EXERCISE AIM: Give a verbatim quotation of every record.

----- PROVIDED DATA

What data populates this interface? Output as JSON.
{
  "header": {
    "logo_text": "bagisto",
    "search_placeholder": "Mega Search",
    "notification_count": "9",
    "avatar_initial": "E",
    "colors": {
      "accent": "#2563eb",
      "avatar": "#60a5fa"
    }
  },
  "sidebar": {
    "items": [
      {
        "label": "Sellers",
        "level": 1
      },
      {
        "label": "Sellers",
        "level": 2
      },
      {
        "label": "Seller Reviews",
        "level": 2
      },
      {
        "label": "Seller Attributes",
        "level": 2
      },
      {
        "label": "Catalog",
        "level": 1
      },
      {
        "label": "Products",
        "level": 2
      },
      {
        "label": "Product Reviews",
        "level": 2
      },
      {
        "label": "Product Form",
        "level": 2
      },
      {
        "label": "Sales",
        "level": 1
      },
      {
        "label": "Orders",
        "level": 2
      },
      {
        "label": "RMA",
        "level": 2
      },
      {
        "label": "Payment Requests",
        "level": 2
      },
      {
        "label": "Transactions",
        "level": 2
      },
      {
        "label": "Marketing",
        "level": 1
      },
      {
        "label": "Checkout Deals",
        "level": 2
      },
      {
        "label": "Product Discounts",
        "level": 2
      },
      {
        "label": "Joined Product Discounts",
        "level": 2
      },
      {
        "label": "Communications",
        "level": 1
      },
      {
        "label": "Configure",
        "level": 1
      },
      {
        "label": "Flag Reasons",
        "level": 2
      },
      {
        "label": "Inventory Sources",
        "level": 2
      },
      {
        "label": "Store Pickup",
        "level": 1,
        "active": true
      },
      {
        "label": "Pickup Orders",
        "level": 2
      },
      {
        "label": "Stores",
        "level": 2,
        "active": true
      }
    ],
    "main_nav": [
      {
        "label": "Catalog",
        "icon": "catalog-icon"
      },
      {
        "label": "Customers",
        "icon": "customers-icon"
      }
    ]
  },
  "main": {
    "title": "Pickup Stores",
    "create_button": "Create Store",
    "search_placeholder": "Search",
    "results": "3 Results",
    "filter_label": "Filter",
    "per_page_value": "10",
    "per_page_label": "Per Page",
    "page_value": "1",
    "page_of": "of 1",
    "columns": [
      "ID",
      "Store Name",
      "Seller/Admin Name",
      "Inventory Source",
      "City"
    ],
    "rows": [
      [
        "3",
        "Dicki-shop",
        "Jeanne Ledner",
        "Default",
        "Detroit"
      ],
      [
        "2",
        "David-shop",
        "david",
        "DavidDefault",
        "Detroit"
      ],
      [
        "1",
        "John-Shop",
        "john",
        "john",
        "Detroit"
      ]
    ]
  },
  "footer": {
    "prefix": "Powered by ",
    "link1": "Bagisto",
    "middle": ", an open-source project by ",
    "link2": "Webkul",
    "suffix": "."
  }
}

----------

SOLUTION TO THIS TASK:
What data populates this interface? Output as JSON.
{
  "header": {
    "logo_text": "bagisto",
    "search_placeholder": "Mega Search",
    "notification_count": "9",
    "avatar_initial": "E",
    "colors": {
      "accent": "#2563eb",
      "avatar": "#60a5fa"
    }
  },
  "sidebar": {
    "items": [
      {
        "label": "Sellers",
        "level": 1
      },
      {
        "label": "Sellers",
        "level": 2
      },
      {
        "label": "Seller Reviews",
        "level": 2
      },
      {
        "label": "Seller Attributes",
        "level": 2
      },
      {
        "label": "Catalog",
        "level": 1
      },
      {
        "label": "Products",
        "level": 2
      },
      {
        "label": "Product Reviews",
        "level": 2
      },
      {
        "label": "Product Form",
        "level": 2
      },
      {
        "label": "Sales",
        "level": 1
      },
      {
        "label": "Orders",
        "level": 2
      },
      {
        "label": "RMA",
        "level": 2
      },
      {
        "label": "Payment Requests",
        "level": 2
      },
      {
        "label": "Transactions",
        "level": 2
      },
      {
        "label": "Marketing",
        "level": 1
      },
      {
        "label": "Checkout Deals",
        "level": 2
      },
      {
        "label": "Product Discounts",
        "level": 2
      },
      {
        "label": "Joined Product Discounts",
        "level": 2
      },
      {
        "label": "Communications",
        "level": 1
      },
      {
        "label": "Configure",
        "level": 1
      },
      {
        "label": "Flag Reasons",
        "level": 2
      },
      {
        "label": "Inventory Sources",
        "level": 2
      },
      {
        "label": "Store Pickup",
        "level": 1,
        "active": true
      },
      {
        "label": "Pickup Orders",
        "level": 2
      },
      {
        "label": "Stores",
        "level": 2,
        "active": true
      }
    ],
    "main_nav": [
      {
        "label": "Catalog",
        "icon": "catalog-icon"
      },
      {
        "label": "Customers",
        "icon": "customers-icon"
      }
    ]
  },
  "main": {
    "title": "Pickup Stores",
    "create_button": "Create Store",
    "search_placeholder": "Search",
    "results": "3 Results",
    "filter_label": "Filter",
    "per_page_value": "10",
    "per_page_label": "Per Page",
    "page_value": "1",
    "page_of": "of 1",
    "columns": [
      "ID",
      "Store Name",
      "Seller/Admin Name",
      "Inventory Source",
      "City"
    ],
    "rows": [
      [
        "3",
        "Dicki-shop",
        "Jeanne Ledner",
        "Default",
        "Detroit"
      ],
      [
        "2",
        "David-shop",
        "david",
        "DavidDefault",
        "Detroit"
      ],
      [
        "1",
        "John-Shop",
        "john",
        "john",
        "Detroit"
      ]
    ]
  },
  "footer": {
    "prefix": "Powered by ",
    "link1": "Bagisto",
    "middle": ", an open-source project by ",
    "link2": "Webkul",
    "suffix": "."
  }
}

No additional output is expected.